#1: Google Analytics
As a free service, Google Analytics should be the default for all internal web-based activity. GA allows you to track how many people are coming to your website, where they are coming from, and how long they are staying there. With a little digging, you can find out the demography of those coming to your site. Google Analytics has a simple integration with Shopify which I’ve allows you to quickly launch GA on your website.
Use case: Cross-reference Google Analytics page views data with Shopify units purchased data to understand the conversion ratio between page clicks and products purchased. You can get a nice quick ratio to let you understand what is converting and what is not (Product A sells 0.7 units for every page click but Product B only sells 0.12). Start by focusing on the best 5 conversion ratios (Why are they succeeding? Is it positioning on my site? Price point?). Next, take what you just learned and look at the 5 worst conversion ratios. What sticks out to you that may be the reason why those products aren’t being sold? Make calculated changes to the bottom 5 product ratios in order to increase their conversion.
I’ll do a step-by-step post explaining how to do this analysis in the future.
Hotjar is one of the most innovative technologies that I’ve seen come onto the scene in the last few years. Hotjar allows you to track how visitors interact on your site in both a macro and micro level (more on that later).
Personally, I use Hotjar consistently to see where customers are clicking on a website on a macro-level.
Use Case: One company I work with uses this information daily to rearrange the order of products on their website. Products that are “hot” stay near the top and products that are “cold” are shifted around or queued to be refreshed. Refreshing typically means that they are prioritized to have their product photos re-shot or the price of the product is discounted.
On a micro-level, Hotjar has a simple recording feature which allows you to watch actual sessions of customers interacting with your website (where the click, drag, pause, etc.). Although this data is a little more anecdotal than the click data, it can be useful to give another dimension to understanding how customers are interacting with your digital storefront.
Personal plug here, Luz is my company but I believe our data is revolutionary. The future is online and that fact has only been catalyzed by the pandemic. At Luz, we realized:
We view this as an oversight based on the thesis that Ecommerce is interrelated, and, usually, a customer will either fulfill their need from Company A or Company B. The key component is understanding what customers are already buying and then you can make minor adjustments to tilt the scales in your favor.
Use case: A company we work with was monitoring a close competitor in the activewear industry. Out of nowhere, that competitor launched a brand new product line with 0 hype beforehand. They essentially were trying to pull the Taylor Swift album drop of activewear. Within a few days, it became clear that 2 of the styles were selling well and 3 were not.
Our client had been contemplating a new product style similar to one their competitor launched which flopped. As a result, they decided to scrap the new style and not invest the thousands it would have taken for design/production.
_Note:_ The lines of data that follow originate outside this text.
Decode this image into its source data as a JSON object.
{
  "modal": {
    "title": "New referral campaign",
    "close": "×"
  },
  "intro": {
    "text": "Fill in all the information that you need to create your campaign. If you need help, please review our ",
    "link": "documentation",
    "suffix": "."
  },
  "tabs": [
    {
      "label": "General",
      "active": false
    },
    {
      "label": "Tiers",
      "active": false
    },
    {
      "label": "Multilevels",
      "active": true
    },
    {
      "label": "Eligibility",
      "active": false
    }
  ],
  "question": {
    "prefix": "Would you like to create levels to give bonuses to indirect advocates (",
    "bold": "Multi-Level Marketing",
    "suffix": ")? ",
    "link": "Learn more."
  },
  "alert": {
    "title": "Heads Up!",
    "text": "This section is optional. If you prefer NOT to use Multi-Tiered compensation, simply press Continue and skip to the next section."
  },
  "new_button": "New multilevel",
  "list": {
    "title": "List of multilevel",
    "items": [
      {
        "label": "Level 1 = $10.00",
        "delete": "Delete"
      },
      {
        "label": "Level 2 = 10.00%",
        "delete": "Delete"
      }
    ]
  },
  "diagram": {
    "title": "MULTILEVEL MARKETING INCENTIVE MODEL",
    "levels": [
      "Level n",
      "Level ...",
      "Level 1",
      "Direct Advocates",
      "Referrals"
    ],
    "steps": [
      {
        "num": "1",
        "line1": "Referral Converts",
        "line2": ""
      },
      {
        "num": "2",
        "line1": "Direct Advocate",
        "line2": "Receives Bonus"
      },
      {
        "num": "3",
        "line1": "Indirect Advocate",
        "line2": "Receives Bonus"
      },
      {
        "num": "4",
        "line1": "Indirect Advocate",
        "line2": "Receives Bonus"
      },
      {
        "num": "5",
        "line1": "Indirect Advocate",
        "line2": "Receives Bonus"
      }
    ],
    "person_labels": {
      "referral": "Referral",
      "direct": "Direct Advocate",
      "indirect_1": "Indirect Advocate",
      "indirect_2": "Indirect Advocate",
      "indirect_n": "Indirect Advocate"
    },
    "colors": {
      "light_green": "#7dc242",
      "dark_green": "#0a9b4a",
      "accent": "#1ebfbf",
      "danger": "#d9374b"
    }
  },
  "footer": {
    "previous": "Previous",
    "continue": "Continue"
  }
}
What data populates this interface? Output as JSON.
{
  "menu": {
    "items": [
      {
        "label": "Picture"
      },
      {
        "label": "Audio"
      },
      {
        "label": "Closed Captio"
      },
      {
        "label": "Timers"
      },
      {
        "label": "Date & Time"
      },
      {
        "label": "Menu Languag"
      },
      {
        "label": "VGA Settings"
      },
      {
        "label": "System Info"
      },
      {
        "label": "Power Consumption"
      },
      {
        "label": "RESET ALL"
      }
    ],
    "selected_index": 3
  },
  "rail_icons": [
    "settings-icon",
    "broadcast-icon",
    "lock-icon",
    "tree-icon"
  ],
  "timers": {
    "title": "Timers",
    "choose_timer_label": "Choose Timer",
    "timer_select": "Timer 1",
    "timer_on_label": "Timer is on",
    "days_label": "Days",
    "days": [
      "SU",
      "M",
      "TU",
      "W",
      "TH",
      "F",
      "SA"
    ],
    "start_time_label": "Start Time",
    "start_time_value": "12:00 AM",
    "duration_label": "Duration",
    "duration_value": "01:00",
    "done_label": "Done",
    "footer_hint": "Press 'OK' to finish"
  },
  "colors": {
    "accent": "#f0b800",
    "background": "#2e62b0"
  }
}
Next, our client bought the Ad space on Google Ads and Facebook for the names of the 2 top-selling products. These ads were relatively inexpensive due to the specificity of the terms. Almost immediately, we saw the sales of their competitor start to come down, after a week, they were down almost 75%. Through the use of data, our client won the day.
Just as Google Analytics is your de facto for internal website traffic, SimilarWeb should be your starting point for external website traffic and it’s relation to you. SimilarWeb allows you to benchmark your website performance, demography, and conversion to other sites similar to yours.
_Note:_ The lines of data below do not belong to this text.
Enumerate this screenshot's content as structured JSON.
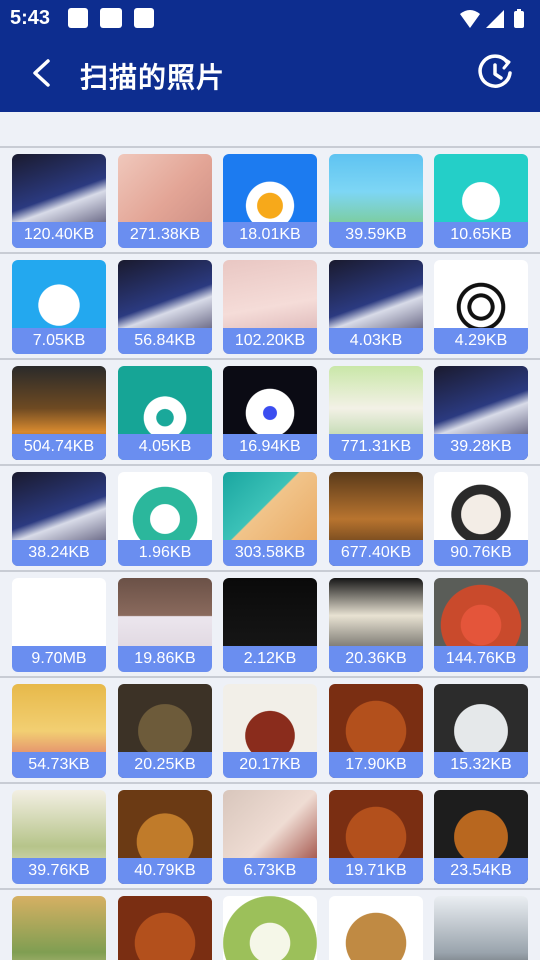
{
  "status_bar": {
    "time": "5:43"
  },
  "header": {
    "title": "扫描的照片"
  },
  "photos": [
    {
      "size": "120.40KB",
      "thumb": "dark-portrait"
    },
    {
      "size": "271.38KB",
      "thumb": "skin-portrait"
    },
    {
      "size": "18.01KB",
      "thumb": "blue-p-app-icon"
    },
    {
      "size": "39.59KB",
      "thumb": "cartoon-app-icon"
    },
    {
      "size": "10.65KB",
      "thumb": "music-app-icon"
    },
    {
      "size": "7.05KB",
      "thumb": "voice-app-icon"
    },
    {
      "size": "56.84KB",
      "thumb": "dark-portrait"
    },
    {
      "size": "102.20KB",
      "thumb": "pink-dress-portrait"
    },
    {
      "size": "4.03KB",
      "thumb": "dark-portrait"
    },
    {
      "size": "4.29KB",
      "thumb": "spiral-logo"
    },
    {
      "size": "504.74KB",
      "thumb": "movie-poster"
    },
    {
      "size": "4.05KB",
      "thumb": "camera-app-icon"
    },
    {
      "size": "16.94KB",
      "thumb": "speaker-app-icon"
    },
    {
      "size": "771.31KB",
      "thumb": "cartoon-character"
    },
    {
      "size": "39.28KB",
      "thumb": "dark-portrait"
    },
    {
      "size": "38.24KB",
      "thumb": "dark-portrait"
    },
    {
      "size": "1.96KB",
      "thumb": "scan-app-icon"
    },
    {
      "size": "303.58KB",
      "thumb": "chess-app-icon"
    },
    {
      "size": "677.40KB",
      "thumb": "game-screenshot"
    },
    {
      "size": "90.76KB",
      "thumb": "anime-girl"
    },
    {
      "size": "9.70MB",
      "thumb": "blank-white"
    },
    {
      "size": "19.86KB",
      "thumb": "anime-hat-girl"
    },
    {
      "size": "2.12KB",
      "thumb": "loading-banner"
    },
    {
      "size": "20.36KB",
      "thumb": "noodle-food"
    },
    {
      "size": "144.76KB",
      "thumb": "stir-fry-food"
    },
    {
      "size": "54.73KB",
      "thumb": "egg-tart-food"
    },
    {
      "size": "20.25KB",
      "thumb": "abalone-food"
    },
    {
      "size": "20.17KB",
      "thumb": "braised-meat-food"
    },
    {
      "size": "17.90KB",
      "thumb": "chicken-wings-food"
    },
    {
      "size": "15.32KB",
      "thumb": "dumplings-food"
    },
    {
      "size": "39.76KB",
      "thumb": "rice-roll-food"
    },
    {
      "size": "40.79KB",
      "thumb": "spicy-pot-food"
    },
    {
      "size": "6.73KB",
      "thumb": "cola-chicken-food"
    },
    {
      "size": "19.71KB",
      "thumb": "chicken-wings-food"
    },
    {
      "size": "23.54KB",
      "thumb": "braised-fish-food"
    },
    {
      "size": "",
      "thumb": "pancake-food"
    },
    {
      "size": "",
      "thumb": "chicken-wings-food"
    },
    {
      "size": "",
      "thumb": "cabbage"
    },
    {
      "size": "",
      "thumb": "potato"
    },
    {
      "size": "",
      "thumb": "toys-photo"
    }
  ],
  "colors": {
    "primary": "#0d2d8f",
    "label_bg": "#6a8ef0",
    "page_bg": "#eef1f7"
  }
}
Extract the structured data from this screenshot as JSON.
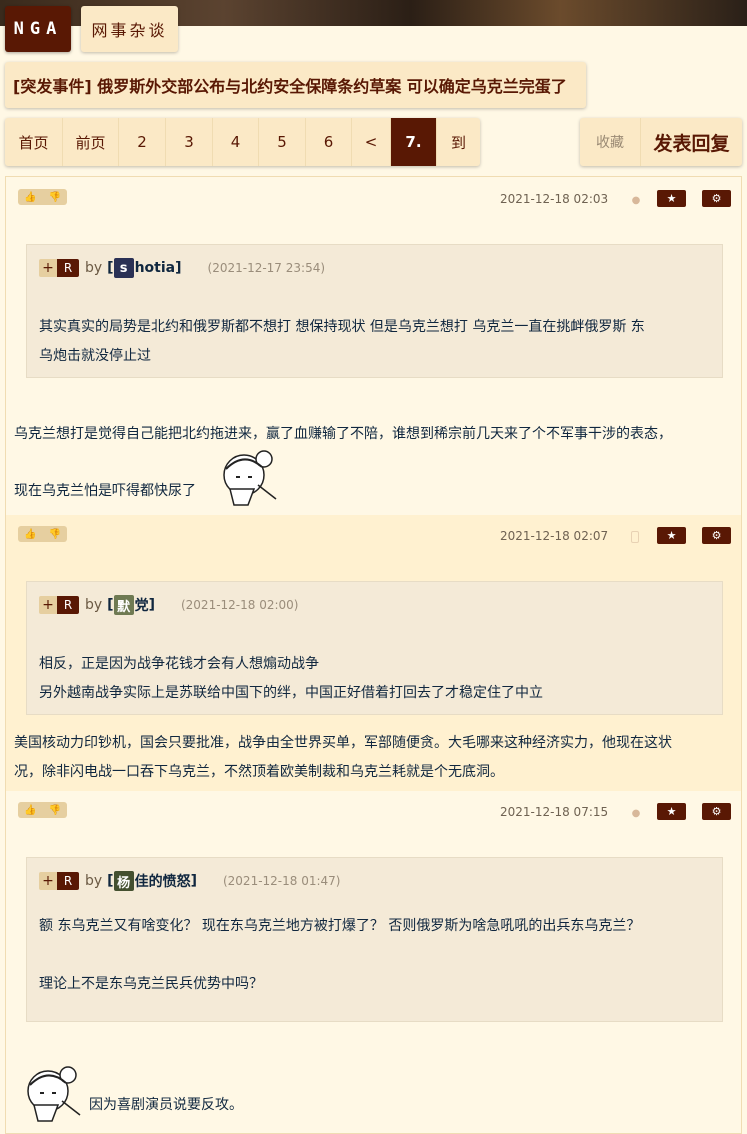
{
  "header": {
    "logo": "NGA",
    "section": "网事杂谈",
    "thread_title": "[突发事件] 俄罗斯外交部公布与北约安全保障条约草案 可以确定乌克兰完蛋了"
  },
  "pager": {
    "pages": [
      "首页",
      "前页",
      "2",
      "3",
      "4",
      "5",
      "6",
      "<",
      "7.",
      "到"
    ],
    "current": "7."
  },
  "actions": {
    "favorite": "收藏",
    "reply": "发表回复"
  },
  "colors": {
    "accent": "#591804",
    "quote_bg": "#f4ead7",
    "alt_row": "#fff1d0"
  },
  "posts": [
    {
      "date": "2021-12-18 02:03",
      "device_icon": "apple-icon",
      "quote": {
        "plus": "+",
        "r": "R",
        "by": "by",
        "user_open": "[",
        "user_initial": "s",
        "user_rest": "hotia",
        "user_close": "]",
        "time": "(2021-12-17 23:54)",
        "lines": [
          "其实真实的局势是北约和俄罗斯都不想打 想保持现状 但是乌克兰想打 乌克兰一直在挑衅俄罗斯 东",
          "乌炮击就没停止过"
        ]
      },
      "lines": [
        "乌克兰想打是觉得自己能把北约拖进来，赢了血赚输了不陪，谁想到稀宗前几天来了个不军事干涉的表态，",
        "现在乌克兰怕是吓得都快尿了"
      ]
    },
    {
      "date": "2021-12-18 02:07",
      "device_icon": "phone-icon",
      "quote": {
        "plus": "+",
        "r": "R",
        "by": "by",
        "user_open": "[",
        "user_initial": "默",
        "user_rest": "党",
        "user_close": "]",
        "time": "(2021-12-18 02:00)",
        "lines": [
          "相反，正是因为战争花钱才会有人想煽动战争",
          "另外越南战争实际上是苏联给中国下的绊，中国正好借着打回去了才稳定住了中立"
        ]
      },
      "lines": [
        "美国核动力印钞机，国会只要批准，战争由全世界买单，军部随便贪。大毛哪来这种经济实力，他现在这状",
        "况，除非闪电战一口吞下乌克兰，不然顶着欧美制裁和乌克兰耗就是个无底洞。"
      ]
    },
    {
      "date": "2021-12-18 07:15",
      "device_icon": "apple-icon",
      "quote": {
        "plus": "+",
        "r": "R",
        "by": "by",
        "user_open": "[",
        "user_initial": "杨",
        "user_rest": "佳的愤怒",
        "user_close": "]",
        "time": "(2021-12-18 01:47)",
        "lines": [
          "额 东乌克兰又有啥变化？ 现在东乌克兰地方被打爆了？ 否则俄罗斯为啥急吼吼的出兵东乌克兰？",
          "",
          "理论上不是东乌克兰民兵优势中吗？"
        ]
      },
      "lines": [
        "因为喜剧演员说要反攻。"
      ]
    }
  ]
}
I’ve used SimilarWeb to understand how my Google Analytics data applies to others in my industry and find out who their algorithms think my competitors are. Often, the main visitors to my website are different than what I expected (Grandmas buying baby products for their grandchildren instead of strictly moms). This insight has been invaluable to market and structure my website accordingly.
Use Case: One company I worked with used SimilarWeb to realize that their average visitor was 10 years older than they thought. They made slight changes to the “feel” of their website to make it slightly more mature and increased sales by 16% and returning customers by 12%.
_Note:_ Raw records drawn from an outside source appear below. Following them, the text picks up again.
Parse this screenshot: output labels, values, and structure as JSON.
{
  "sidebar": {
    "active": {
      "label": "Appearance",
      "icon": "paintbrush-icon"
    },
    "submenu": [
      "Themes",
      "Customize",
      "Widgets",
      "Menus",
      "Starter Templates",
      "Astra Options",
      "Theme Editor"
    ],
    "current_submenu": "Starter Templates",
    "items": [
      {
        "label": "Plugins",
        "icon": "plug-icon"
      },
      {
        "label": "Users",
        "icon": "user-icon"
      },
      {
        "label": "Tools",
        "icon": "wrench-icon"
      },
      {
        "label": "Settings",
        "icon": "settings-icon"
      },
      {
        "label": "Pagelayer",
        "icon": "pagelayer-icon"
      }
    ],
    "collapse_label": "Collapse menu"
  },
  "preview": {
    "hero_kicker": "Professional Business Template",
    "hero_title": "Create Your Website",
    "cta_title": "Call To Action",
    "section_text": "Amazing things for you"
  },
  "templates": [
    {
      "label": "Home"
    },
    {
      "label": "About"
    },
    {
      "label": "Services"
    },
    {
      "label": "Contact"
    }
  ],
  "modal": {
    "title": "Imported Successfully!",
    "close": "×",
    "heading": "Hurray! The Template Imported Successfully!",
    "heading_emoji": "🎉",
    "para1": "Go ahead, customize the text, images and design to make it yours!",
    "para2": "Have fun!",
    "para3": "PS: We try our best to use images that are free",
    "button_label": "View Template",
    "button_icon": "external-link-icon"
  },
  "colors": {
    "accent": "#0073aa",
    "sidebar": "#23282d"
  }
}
#5 Amazon’s Alexa Web Information Service (AWIS)
The most developer-friendly web data provider.
AWIS is great for those who are looking to automate their Ecommerce data collection with APIs and at alow cost. AWIS’s most useful feature is their Alexa Ranking which is an estimate of website traffic to a website on any given day, and can even be broken apart by geography. They have a useful Chrome Extension too which gives you the Alexa ranking of every website for free (Note: my understanding is that’s how they get the estimate, they’ll track you through the chrome extension).
For example, the website in the world with the most Website traffic is Google so they are ranked #1. Allbirds.com at the time of writing has an Alexa ranking of #8,586. I’ve found a decent correlation between Alexa Ranking and online revenue. This gives you a quick insight into where you sit in relation to other companies. Check this statistic periodically to make sure you’re continuing to grow in relation to others.
If automation is your end all I’ll be doing a post here soon to explain how to make that happen using Python. I’ll be posting my code from a product we started working on to synthesize data from these sources but ultimately abandoned to fully embrace competitor data.